Tsukuri: fitting of the technique – moving your body closer to opponent’s before execution.
Kake: execution of technique.
With devastating throws and a working knowledge of ground fighting, judo is indeed one of the most powerful and dangerous martial arts that exists.
Strengths of Jiu Jitsu
If judo has a collection of effective throws, trips and ground fighting techniques to win fights, where does that leave jiu jitsu in the ongoing battle of which martial art is better: judo vs jiu jitsu?
Jiu jitsu is a comprehensive ground system used to get positional control leading to a submission.
Although jiu jitsu does not place a lot of emphasis on standing techniques, the art makes up for it with its razor sharp fight-ending submissions on the ground.
Strangles, arm locks and leg locks, these submissions – and the positional exchanges that allow them to be possible – come from the effective use of timing, technique, and leverage.
And when most fights end up on the ground, jiu jitsu turns out to be a fantastic resource to have in your martial arts arsenal.
Because of the emphasis on proper technique and the avoidance of strength and athleticism, jiu jitsu proves to be a great choice for martial artists of any size, weight, or age – for purposes of competition, fighting, or self-defence.
Weaknesses of Judo and Jiu Jitsu
Because of the strengths and weaknesses of each martial art, judo and jiu jitsu actually complement each other very well.
This is because the main weakness of judo is its underdeveloped ground fighting, while the main weakness of jiu jitsu is its underdeveloped standing fighting.
Where one martial art is strong, the other is weak.
A judo athlete will not be lost when it comes to ground fighting, but is oftentimes no match for a jiu jitsu athlete. Likewise, a jiu jitsu athlete is familiar with some standing techniques but for the most part will quickly be put on his or her back when facing a judo athlete.

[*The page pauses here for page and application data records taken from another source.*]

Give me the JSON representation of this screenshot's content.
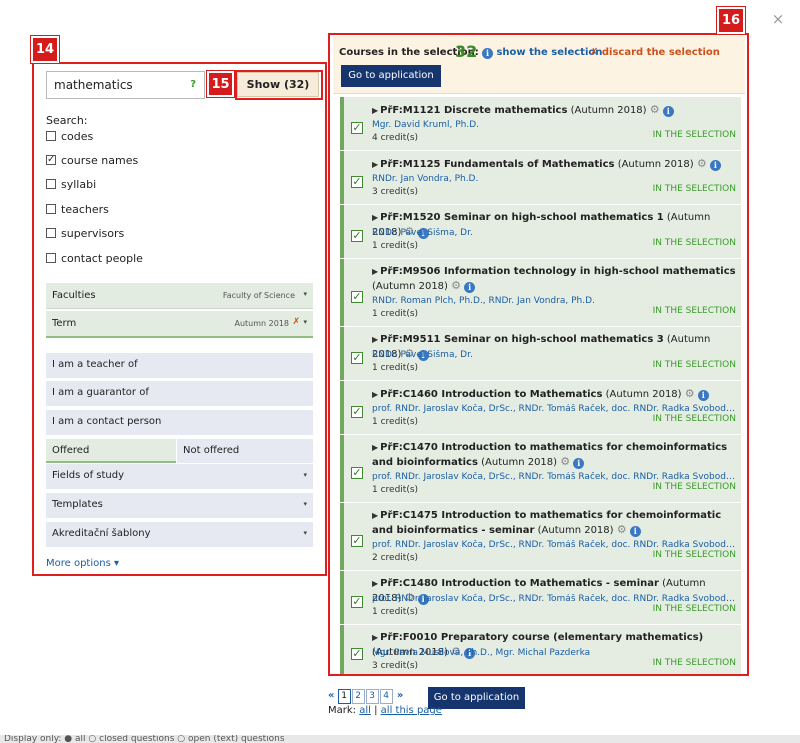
{
  "annotations": {
    "left_panel": "14",
    "show_button": "15",
    "right_panel": "16"
  },
  "search": {
    "query": "mathematics",
    "help": "?",
    "show_label": "Show (32)",
    "search_label": "Search:",
    "options": [
      {
        "label": "codes",
        "checked": false
      },
      {
        "label": "course names",
        "checked": true
      },
      {
        "label": "syllabi",
        "checked": false
      },
      {
        "label": "teachers",
        "checked": false
      },
      {
        "label": "supervisors",
        "checked": false
      },
      {
        "label": "contact people",
        "checked": false
      }
    ]
  },
  "filters": {
    "faculties_label": "Faculties",
    "faculties_value": "Faculty of Science",
    "term_label": "Term",
    "term_value": "Autumn 2018",
    "teacher": "I am a teacher of",
    "guarantor": "I am a guarantor of",
    "contact": "I am a contact person",
    "offered": "Offered",
    "not_offered": "Not offered",
    "fields": "Fields of study",
    "templates": "Templates",
    "akreditacni": "Akreditační šablony",
    "more": "More options ▾"
  },
  "selection": {
    "title": "Courses in the selection:",
    "count": "32",
    "show": "show the selection",
    "discard": "discard the selection",
    "go_label": "Go to application"
  },
  "courses": [
    {
      "code": "PřF:M1121 Discrete mathematics",
      "term": "(Autumn 2018)",
      "teachers": "Mgr. David Kruml, Ph.D.",
      "credits": "4 credit(s)",
      "status": "IN THE SELECTION"
    },
    {
      "code": "PřF:M1125 Fundamentals of Mathematics",
      "term": "(Autumn 2018)",
      "teachers": "RNDr. Jan Vondra, Ph.D.",
      "credits": "3 credit(s)",
      "status": "IN THE SELECTION"
    },
    {
      "code": "PřF:M1520 Seminar on high-school mathematics 1",
      "term": "(Autumn 2018)",
      "teachers": "RNDr. Pavel Šišma, Dr.",
      "credits": "1 credit(s)",
      "status": "IN THE SELECTION"
    },
    {
      "code": "PřF:M9506 Information technology in high-school mathematics",
      "term": "(Autumn 2018)",
      "teachers": "RNDr. Roman Plch, Ph.D., RNDr. Jan Vondra, Ph.D.",
      "credits": "1 credit(s)",
      "status": "IN THE SELECTION"
    },
    {
      "code": "PřF:M9511 Seminar on high-school mathematics 3",
      "term": "(Autumn 2018)",
      "teachers": "RNDr. Pavel Šišma, Dr.",
      "credits": "1 credit(s)",
      "status": "IN THE SELECTION"
    },
    {
      "code": "PřF:C1460 Introduction to Mathematics",
      "term": "(Autumn 2018)",
      "teachers": "prof. RNDr. Jaroslav Koča, DrSc., RNDr. Tomáš Raček, doc. RNDr. Radka Svobodová Vaře...",
      "credits": "1 credit(s)",
      "status": "IN THE SELECTION"
    },
    {
      "code": "PřF:C1470 Introduction to mathematics for chemoinformatics and bioinformatics",
      "term": "(Autumn 2018)",
      "teachers": "prof. RNDr. Jaroslav Koča, DrSc., RNDr. Tomáš Raček, doc. RNDr. Radka Svobodová Vaře...",
      "credits": "1 credit(s)",
      "status": "IN THE SELECTION"
    },
    {
      "code": "PřF:C1475 Introduction to mathematics for chemoinformatic and bioinformatics - seminar",
      "term": "(Autumn 2018)",
      "teachers": "prof. RNDr. Jaroslav Koča, DrSc., RNDr. Tomáš Raček, doc. RNDr. Radka Svobodová Vaře...",
      "credits": "2 credit(s)",
      "status": "IN THE SELECTION"
    },
    {
      "code": "PřF:C1480 Introduction to Mathematics - seminar",
      "term": "(Autumn 2018)",
      "teachers": "prof. RNDr. Jaroslav Koča, DrSc., RNDr. Tomáš Raček, doc. RNDr. Radka Svobodová Vaře...",
      "credits": "1 credit(s)",
      "status": "IN THE SELECTION"
    },
    {
      "code": "PřF:F0010 Preparatory course (elementary mathematics)",
      "term": "(Autumn 2018)",
      "teachers": "Mgr. Pavla Musilová, Ph.D., Mgr. Michal Pazderka",
      "credits": "3 credit(s)",
      "status": "IN THE SELECTION"
    }
  ],
  "pager": {
    "first": "«",
    "pages": [
      "1",
      "2",
      "3",
      "4"
    ],
    "last": "»",
    "go_label": "Go to application",
    "mark_label": "Mark:",
    "all": "all",
    "sep": "|",
    "all_page": "all this page"
  },
  "background": {
    "bottom_text": "Display only: ● all    ○ closed questions  ○ open (text) questions"
  },
  "colors": {
    "annotation": "#e01e1e",
    "navy": "#16346e",
    "selected_green": "#3a9a2a",
    "link": "#1a5ea5"
  },
  "icons": {
    "close": "×",
    "gear": "⚙",
    "info": "i",
    "triangle": "▶",
    "discard": "✗",
    "dropdown": "▾"
  }
}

Mixed martial arts competitions have shown the danger of not being a well-rounded fighter, as being overly specialized and lacking knowledge about certain techniques and styles can make one very vulnerable.
Which is Better: Judo vs Jiu Jitsu
Now that everything has been laid out, the question must be answered: which grappling art is king: judo vs jiu jitsu?
Competition-wise, each martial art has different objectives, so it isn’t exactly fair to compare in that sense.
However, overall our biased opinion (the site is called jiu jitsu marketplace after all!) is that jiu jitsu is a more complete art than judo.
This is because of the likelihood that the fight will end up on the ground, where the person knowing more jiu jitsu will have the upper hand. A throw or trip can be fight-ending, but a tightly applied strangle or joint lock has more of a chance to inflict a similar degree of damage.
So the answer to the question is that jiu jitsu is the more complete martial art – at least that’s what we think.
Just don’t say that to a judo black belt if they’re close to enough to grab a hold of you!